How should this patient’s acute stroke be managed at this time?
Pathophysiology/Epidemiology: Stroke is the fourth most common cause of death in the United States and the main cause of disability, resulting in substantial healthcare expenditures.1 Ischemic stroke accounts for about 85% of all stroke cases and has several subtypes. The most common causes of ischemic stroke are small vessel thrombosis, large vessel thromboembolism, and cardioembolism. Both small vessel thrombosis and large vessel thromboembolism often are related to typical atherosclerotic risk factors, and cardioembolism is most often related to atrial fibrillation/flutter.
Minimizing death and disability from stroke is dependent on prevention measures, as well as early response to the onset of symptoms. The typical patient loses 1.9 million neurons for every minute a stroke is untreated—hence the popular adage “Time is Brain.”2 Although the appropriate management and time window of stroke treatment have been somewhat controversial, the acuity of treatment is now undisputed. Intravenous thrombolysis with tPA, also known as alteplase, has been an FDA-approved treatment for stroke since 1996, yet, as of 2006, only 2.4% of patients hospitalized for ischemic stroke were treated with IV tPA.3

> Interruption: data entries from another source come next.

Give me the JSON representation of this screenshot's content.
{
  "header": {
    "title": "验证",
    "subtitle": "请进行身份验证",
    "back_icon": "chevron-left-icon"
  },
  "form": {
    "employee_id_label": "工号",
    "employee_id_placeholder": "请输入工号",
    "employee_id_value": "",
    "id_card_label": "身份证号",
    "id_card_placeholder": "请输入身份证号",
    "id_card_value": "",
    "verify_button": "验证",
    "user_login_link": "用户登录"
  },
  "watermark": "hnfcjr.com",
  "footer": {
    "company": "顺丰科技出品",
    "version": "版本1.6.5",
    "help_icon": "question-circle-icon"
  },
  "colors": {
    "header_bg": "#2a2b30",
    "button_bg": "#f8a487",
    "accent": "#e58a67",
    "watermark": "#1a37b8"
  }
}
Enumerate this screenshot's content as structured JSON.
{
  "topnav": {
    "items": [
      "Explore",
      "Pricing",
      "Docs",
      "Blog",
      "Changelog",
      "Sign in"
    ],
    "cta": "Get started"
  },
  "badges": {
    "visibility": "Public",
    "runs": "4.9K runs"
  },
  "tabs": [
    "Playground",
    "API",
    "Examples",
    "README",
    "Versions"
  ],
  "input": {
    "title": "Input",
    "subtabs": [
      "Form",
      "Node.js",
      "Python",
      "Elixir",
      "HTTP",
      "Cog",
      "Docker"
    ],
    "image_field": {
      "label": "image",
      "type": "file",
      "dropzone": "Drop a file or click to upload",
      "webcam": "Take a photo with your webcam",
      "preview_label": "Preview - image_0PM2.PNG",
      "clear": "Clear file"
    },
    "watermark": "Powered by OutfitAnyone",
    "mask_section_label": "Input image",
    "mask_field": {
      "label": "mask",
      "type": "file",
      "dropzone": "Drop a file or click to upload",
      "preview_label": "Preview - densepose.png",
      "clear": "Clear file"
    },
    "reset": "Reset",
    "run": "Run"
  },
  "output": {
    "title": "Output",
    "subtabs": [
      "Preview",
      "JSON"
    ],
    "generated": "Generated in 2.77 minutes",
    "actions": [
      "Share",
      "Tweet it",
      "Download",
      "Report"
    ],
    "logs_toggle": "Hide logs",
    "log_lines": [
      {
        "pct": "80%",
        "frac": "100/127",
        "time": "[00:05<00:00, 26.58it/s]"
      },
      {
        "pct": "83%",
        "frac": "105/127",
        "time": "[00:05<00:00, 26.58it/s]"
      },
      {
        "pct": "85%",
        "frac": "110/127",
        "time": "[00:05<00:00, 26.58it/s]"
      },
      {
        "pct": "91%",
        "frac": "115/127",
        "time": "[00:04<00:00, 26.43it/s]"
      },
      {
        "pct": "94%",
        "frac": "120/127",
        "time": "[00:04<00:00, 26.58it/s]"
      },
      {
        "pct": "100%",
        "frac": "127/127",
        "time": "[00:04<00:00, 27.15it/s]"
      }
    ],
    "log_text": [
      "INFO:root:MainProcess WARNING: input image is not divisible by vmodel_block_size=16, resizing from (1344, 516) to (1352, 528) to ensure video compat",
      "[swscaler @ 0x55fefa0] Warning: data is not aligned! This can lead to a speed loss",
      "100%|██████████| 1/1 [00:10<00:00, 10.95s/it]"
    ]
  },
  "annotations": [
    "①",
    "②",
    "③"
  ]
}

The etiology of stroke, in most cases, does not change management in the hyperacute period, when thrombolysis is appropriate regardless of etiology.
Timely evaluation: Although recognition of stroke symptoms by the public and pre-hospital management is a barrier in the treatment of acute stroke, this article will focus on appropriate ED and in-hospital treatment of stroke. Given the urgent need for management of acute ischemic stroke, it is critical that hospitals have an efficient process for identifying possible strokes and beginning treatment early. In order to accomplish these objectives, the National Institute of Neurological Disorders and Stroke (NINDS) has established goals for time frames of evaluation and management of patients with stroke in the ED (see Table 1).4

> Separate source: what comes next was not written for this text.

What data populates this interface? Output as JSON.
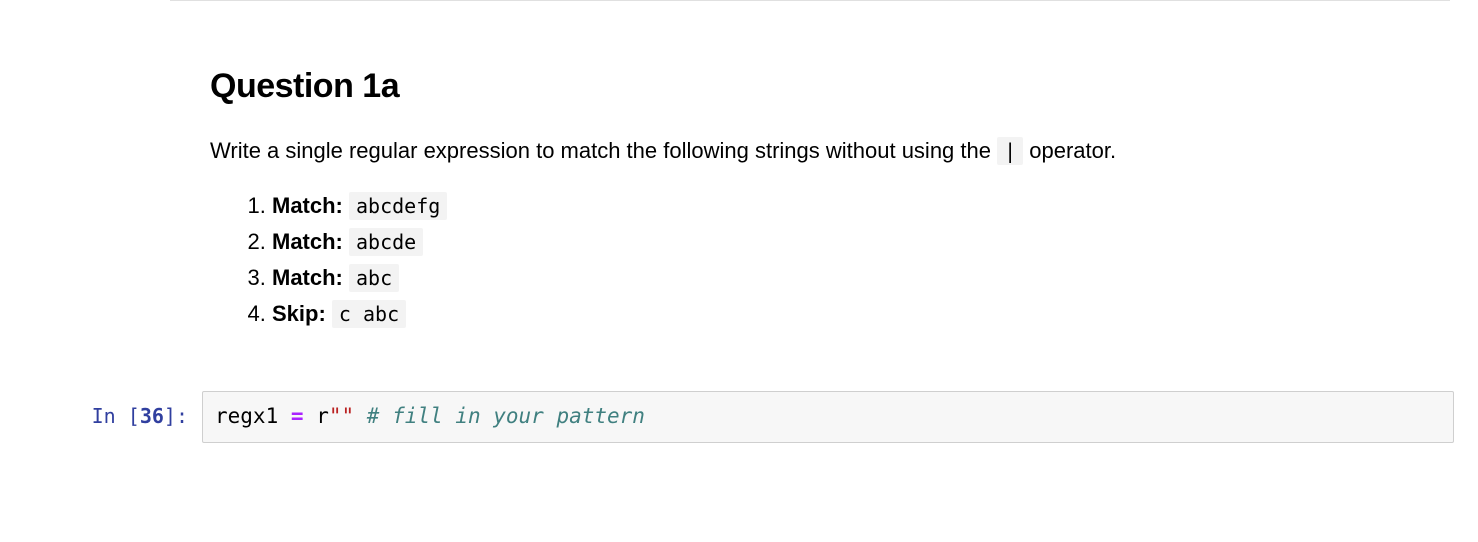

The role of the hospitalist: Hospitalists can play critical roles both as part of a primary stroke team and in identifying missed strokes. Some acute stroke teams have included hospitalists due to their ability to help with medical management, identify mimics, and assess medical contraindications to thrombolytic therapy. In addition, hospitalists may be the first to recognize a stroke in the ED when evaluating a patient with symptoms confused with a medical condition, or when a stroke occurs in an inpatient. In both of these situations, as first responders, hospitalists have knowledge of stroke evaluation and treatment that is crucial in beginning the evaluation and triggering a stroke alert.

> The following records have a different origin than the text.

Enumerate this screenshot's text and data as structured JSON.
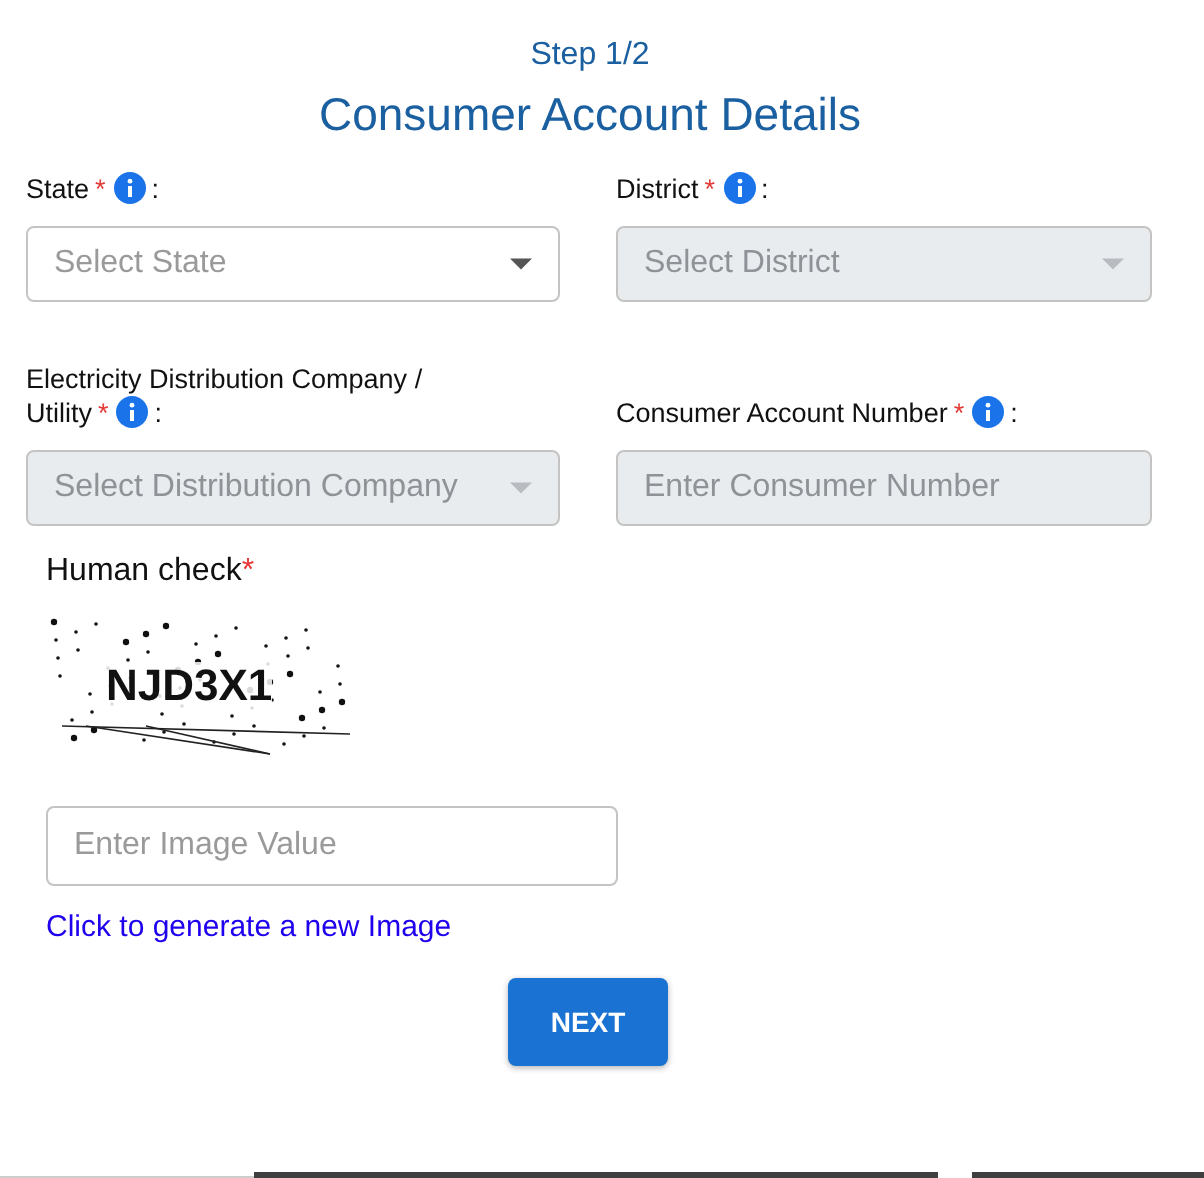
{
  "step": "Step 1/2",
  "title": "Consumer Account Details",
  "fields": [
    {
      "kind": "select",
      "label_lines": [
        "State"
      ],
      "asterisk": "*",
      "colon": ":",
      "placeholder": "Select State",
      "disabled": false
    },
    {
      "kind": "select",
      "label_lines": [
        "District"
      ],
      "asterisk": "*",
      "colon": ":",
      "placeholder": "Select District",
      "disabled": true
    },
    {
      "kind": "select",
      "label_lines": [
        "Electricity Distribution Company /",
        "Utility"
      ],
      "asterisk": "*",
      "colon": ":",
      "placeholder": "Select Distribution Company",
      "disabled": true
    },
    {
      "kind": "input",
      "label_lines": [
        "Consumer Account Number"
      ],
      "asterisk": "*",
      "colon": ":",
      "placeholder": "Enter Consumer Number",
      "disabled": true
    }
  ],
  "captcha": {
    "label": "Human check",
    "asterisk": "*",
    "code": "NJD3X1",
    "placeholder": "Enter Image Value",
    "link": "Click to generate a new Image"
  },
  "button": "NEXT"
}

Diagnostic tools: The initial evaluation of a patient with a possible stroke includes a brief but thorough history of current symptoms, as well as past medical and medication histories. The most critical piece of information to obtain from patients, family members, or bystanders is the time of symptom onset, or the time the patient was last known normal, so that the options for treatment can be evaluated early.